This course is available on the MSc in Behavioural Science, MSc in Organisational and Social Psychology, MSc in Psychology of Economic Life, MSc in Social and Cultural Psychology and MSc in Social and Public Communication. This course is available with permission as an outside option to students on other programmes where regulations permit.

Course content

Consider vaccinations, climate change, nuclear energy, CRISPR or genetically-modified crops and food. Regarding these developments, science is a cultural authority and a voice of reason, but increasingly also a protagonist. No surprise therefore that science is discussed controversially, battling with ‘fake news’. In this course we will look at these and other issues and ask the question more generally: what is the role of public controversy, science communication, and public opinion for the development of science and technology? The classical diffusion model (Roger, 1962) remains influential: scientists discover, engineers innovate, and social scientists market the novelty and provide public acceptance. This model is however more wishful thinking than realistic; valid at most when there is no or little public controversy. More commonly, techno-scientific innovations encounter resistance which refocuses attention, strengthens the collective, evaluates on-going developments and urges strategic adaptation (Bauer, 1991, 1995, 2002, 2015, 2017). In light of this, we will examine science communication and its formats of public engagement in relation to the historical controversies over nuclear power, genetic engineering and IT leading into emergent mobilisations for nanotechnology, genetic enhancement, synthetic biology, AI, autonomous driving and robotic automation.

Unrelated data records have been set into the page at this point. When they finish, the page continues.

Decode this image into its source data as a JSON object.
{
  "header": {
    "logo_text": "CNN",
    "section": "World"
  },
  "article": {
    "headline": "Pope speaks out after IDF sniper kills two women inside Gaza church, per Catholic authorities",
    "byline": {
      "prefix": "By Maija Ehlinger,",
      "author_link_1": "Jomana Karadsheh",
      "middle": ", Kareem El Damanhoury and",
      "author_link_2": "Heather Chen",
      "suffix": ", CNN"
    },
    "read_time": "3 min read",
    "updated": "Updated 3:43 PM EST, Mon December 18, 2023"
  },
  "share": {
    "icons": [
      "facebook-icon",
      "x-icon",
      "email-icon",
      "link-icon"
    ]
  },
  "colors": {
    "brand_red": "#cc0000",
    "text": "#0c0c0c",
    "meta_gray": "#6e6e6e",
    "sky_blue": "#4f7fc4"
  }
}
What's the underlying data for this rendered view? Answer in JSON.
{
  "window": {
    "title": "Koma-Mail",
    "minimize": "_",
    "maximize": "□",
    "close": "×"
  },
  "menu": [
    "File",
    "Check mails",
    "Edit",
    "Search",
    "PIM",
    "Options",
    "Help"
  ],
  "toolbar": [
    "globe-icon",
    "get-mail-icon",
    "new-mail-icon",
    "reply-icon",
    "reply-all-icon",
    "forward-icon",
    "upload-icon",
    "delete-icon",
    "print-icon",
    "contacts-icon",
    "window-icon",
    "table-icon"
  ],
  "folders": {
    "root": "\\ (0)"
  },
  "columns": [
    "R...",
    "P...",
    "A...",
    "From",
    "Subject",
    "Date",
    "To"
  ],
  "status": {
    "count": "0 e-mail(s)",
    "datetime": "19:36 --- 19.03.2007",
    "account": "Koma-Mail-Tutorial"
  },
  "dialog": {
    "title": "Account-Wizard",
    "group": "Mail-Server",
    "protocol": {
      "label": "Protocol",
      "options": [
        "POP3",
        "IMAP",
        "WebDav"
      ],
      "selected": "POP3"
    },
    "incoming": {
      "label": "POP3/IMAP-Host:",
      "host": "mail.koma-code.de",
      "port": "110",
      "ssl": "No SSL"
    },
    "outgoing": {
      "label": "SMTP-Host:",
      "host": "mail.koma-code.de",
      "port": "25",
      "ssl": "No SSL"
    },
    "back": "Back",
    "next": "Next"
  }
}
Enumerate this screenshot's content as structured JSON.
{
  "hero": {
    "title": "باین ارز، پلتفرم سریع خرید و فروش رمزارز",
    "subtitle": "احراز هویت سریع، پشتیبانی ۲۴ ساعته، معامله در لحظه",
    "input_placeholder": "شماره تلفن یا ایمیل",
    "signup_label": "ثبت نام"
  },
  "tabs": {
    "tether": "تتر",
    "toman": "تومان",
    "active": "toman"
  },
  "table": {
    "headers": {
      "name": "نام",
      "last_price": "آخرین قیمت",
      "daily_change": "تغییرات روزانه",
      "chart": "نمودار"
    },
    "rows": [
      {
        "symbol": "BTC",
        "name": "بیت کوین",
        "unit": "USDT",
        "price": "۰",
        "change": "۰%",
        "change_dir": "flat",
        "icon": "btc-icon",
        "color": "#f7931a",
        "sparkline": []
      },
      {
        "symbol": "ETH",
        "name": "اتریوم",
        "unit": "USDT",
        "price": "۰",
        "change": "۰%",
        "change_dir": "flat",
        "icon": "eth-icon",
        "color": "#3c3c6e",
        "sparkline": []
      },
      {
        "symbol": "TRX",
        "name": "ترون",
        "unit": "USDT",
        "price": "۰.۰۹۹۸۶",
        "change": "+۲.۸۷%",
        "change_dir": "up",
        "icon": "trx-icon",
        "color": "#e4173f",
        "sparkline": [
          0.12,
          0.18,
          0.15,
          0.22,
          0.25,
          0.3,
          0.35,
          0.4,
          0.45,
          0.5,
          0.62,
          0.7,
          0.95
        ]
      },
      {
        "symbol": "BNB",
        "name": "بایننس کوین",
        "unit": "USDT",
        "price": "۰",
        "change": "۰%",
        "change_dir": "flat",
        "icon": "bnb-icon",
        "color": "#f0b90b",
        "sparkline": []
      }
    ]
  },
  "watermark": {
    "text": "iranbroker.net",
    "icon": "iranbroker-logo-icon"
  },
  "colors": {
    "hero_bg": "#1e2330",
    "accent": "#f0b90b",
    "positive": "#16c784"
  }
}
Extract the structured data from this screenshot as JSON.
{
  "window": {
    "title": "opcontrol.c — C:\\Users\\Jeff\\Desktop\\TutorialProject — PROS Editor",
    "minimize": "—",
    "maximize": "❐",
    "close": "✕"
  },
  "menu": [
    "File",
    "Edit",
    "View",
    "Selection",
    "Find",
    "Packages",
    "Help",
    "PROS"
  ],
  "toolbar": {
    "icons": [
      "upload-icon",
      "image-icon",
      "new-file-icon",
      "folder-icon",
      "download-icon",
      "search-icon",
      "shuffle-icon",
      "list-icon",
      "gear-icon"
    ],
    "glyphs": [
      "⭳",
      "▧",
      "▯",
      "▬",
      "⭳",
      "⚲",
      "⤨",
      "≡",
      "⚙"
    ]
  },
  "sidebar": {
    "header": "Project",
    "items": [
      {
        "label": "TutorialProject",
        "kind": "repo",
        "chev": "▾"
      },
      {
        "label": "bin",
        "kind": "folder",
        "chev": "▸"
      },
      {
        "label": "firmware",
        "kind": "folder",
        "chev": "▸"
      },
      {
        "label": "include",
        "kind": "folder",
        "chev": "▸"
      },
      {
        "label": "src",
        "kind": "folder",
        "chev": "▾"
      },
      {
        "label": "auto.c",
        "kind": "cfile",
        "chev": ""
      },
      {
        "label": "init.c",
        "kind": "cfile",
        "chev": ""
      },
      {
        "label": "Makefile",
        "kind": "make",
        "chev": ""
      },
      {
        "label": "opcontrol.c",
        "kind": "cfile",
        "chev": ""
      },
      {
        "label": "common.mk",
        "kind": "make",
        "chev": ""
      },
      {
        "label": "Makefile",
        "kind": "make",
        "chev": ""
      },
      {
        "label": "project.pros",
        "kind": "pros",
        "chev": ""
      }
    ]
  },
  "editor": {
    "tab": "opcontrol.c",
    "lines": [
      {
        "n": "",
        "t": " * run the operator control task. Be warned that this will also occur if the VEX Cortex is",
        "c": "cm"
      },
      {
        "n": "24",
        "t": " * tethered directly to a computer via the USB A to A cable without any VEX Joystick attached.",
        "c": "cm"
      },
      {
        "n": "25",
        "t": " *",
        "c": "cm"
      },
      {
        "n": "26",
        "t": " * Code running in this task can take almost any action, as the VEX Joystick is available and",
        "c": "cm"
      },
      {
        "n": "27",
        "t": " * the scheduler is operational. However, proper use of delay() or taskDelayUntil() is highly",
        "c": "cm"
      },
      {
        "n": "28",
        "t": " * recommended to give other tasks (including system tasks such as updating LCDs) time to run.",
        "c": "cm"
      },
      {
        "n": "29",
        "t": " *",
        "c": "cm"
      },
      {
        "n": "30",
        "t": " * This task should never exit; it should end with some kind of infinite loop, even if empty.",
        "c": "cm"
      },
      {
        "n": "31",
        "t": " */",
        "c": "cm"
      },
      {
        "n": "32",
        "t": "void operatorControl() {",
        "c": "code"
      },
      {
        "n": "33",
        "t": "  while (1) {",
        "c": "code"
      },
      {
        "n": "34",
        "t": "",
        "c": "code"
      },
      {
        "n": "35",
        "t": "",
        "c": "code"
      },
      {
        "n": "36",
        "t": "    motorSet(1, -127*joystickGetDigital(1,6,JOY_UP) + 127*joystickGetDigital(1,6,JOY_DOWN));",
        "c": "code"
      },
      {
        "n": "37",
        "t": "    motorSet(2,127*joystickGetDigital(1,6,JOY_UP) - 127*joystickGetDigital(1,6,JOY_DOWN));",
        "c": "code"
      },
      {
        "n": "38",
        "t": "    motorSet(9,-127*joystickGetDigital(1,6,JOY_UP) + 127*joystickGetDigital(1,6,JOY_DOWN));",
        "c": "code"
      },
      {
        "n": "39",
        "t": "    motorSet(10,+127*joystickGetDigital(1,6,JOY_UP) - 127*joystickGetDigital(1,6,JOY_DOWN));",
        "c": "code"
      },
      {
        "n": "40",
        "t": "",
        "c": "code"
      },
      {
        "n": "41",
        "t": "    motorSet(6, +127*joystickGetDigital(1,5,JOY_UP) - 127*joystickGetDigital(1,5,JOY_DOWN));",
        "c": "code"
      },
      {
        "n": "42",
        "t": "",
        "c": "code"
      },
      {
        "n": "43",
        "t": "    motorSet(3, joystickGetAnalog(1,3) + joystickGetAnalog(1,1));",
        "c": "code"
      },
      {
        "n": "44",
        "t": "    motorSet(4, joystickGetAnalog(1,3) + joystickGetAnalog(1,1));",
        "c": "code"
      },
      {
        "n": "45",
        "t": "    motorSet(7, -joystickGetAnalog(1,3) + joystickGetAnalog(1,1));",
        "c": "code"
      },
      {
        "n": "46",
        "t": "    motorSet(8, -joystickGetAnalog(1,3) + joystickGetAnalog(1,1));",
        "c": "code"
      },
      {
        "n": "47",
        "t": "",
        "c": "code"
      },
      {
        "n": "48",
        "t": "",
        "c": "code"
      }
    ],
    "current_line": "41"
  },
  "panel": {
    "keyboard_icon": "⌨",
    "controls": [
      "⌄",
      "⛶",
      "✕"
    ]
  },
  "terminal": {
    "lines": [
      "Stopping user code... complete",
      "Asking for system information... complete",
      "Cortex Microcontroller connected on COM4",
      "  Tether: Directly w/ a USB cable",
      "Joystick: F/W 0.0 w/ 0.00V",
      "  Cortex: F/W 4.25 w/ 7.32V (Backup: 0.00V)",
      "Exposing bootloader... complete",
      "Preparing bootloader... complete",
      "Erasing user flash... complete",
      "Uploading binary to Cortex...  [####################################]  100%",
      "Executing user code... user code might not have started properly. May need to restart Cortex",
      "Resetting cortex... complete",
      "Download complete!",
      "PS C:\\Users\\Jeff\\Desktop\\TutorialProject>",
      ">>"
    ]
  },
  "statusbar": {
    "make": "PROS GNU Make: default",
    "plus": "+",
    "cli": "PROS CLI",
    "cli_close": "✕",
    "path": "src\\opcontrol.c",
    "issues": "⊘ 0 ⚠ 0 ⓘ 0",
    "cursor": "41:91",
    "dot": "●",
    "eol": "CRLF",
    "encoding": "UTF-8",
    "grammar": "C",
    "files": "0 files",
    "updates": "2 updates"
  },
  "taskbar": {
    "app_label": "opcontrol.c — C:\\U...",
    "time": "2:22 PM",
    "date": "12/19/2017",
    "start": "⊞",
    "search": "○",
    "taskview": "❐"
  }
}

Students' are expected to appreciate theory driven empirical research.


10 hours of lectures and 10 hours of seminars in the LT.

Formative coursework

Students will be expected to produce 1 essay in the LT.

Indicative reading

Baranger P and B Schiele (2013) Science Communication today – international perspectives, issues and strategies, Nancy Journee Hubert-Curien, CNRS Editions.

Bauer MW, P Pansegrau, and R Shukla (2019) (eds) The Cultural Authority of Science – comparing across Europe, Asia, Africa and the Americas, , London, Routledge.

Bauer, M.W. (2015). Atoms, Bytes & Genes: public resistance and techno-scientific responses. New York: Routledge. Bauer, M.W. (2013).

Bauer MW and M Bucchi (2007) (eds) Journalism, Science and Society – science communication between news and public relations, NY, Routledge.

Bauer, M.W. & Gaskell, G. (Eds) (2002). Biotechnology - the making of a global controversy. Cambridge, CUP.

Bucchi M and B Trench (2014) (eds) Routledge Handbook of Public Communication of Science and Technology, 2nd edition, London, Routledge.

Godin B and D Vinck (2017) (eds) Critical Studies of Innovation. Alternative approaches to the pro-innovation bias, Cheltenham, Edward Elgar.

Gregory J and S Miller (1998) Science in Public – communication, culture, and credibility, Cambridge MA, Perseus.

Marteau, T. & Richards, M.P.M. (1996) (Eds), The troubled helix: Social and psychological implications of the new human genetics, CUP.

Roger, E.M. (1996). Diffusion of innovation, 4th edition. New York: Free Press.

Weart, S.R. (1988). Nuclear fear: A history of images, Harvard University Press.

Each session will have its own particular readings, divided into essential texts and additional readings. This will be revised on an annual basis. No one text covers the entire syllabus; students' will be expected to read widely in appropriate journals, and a list of references will be provided at the start of the course.


Essay (100%, 3000 words) in the LT.

Course selection videos

Some departments have produced short videos to introduce their courses. Please refer to the course selection videos index page for further information.

Important information in response to COVID-19

Please note that during 2021/22 academic year some variation to teaching and learning activities may be required to respond to changes in public health advice and/or to account for the differing needs of students in attendance on campus and those who might be studying online. For example, this may involve changes to the mode of teaching delivery and/or the format or weighting of assessments. Changes will only be made if required and students will be notified about any changes to teaching or assessment plans at the earliest opportunity.

Key facts

Department: Psychological and Behavioural Science

Total students 2020/21: Unavailable

Average class size 2020/21: Unavailable

Controlled access 2020/21: No

Value: Half Unit

Guidelines for interpreting course guide information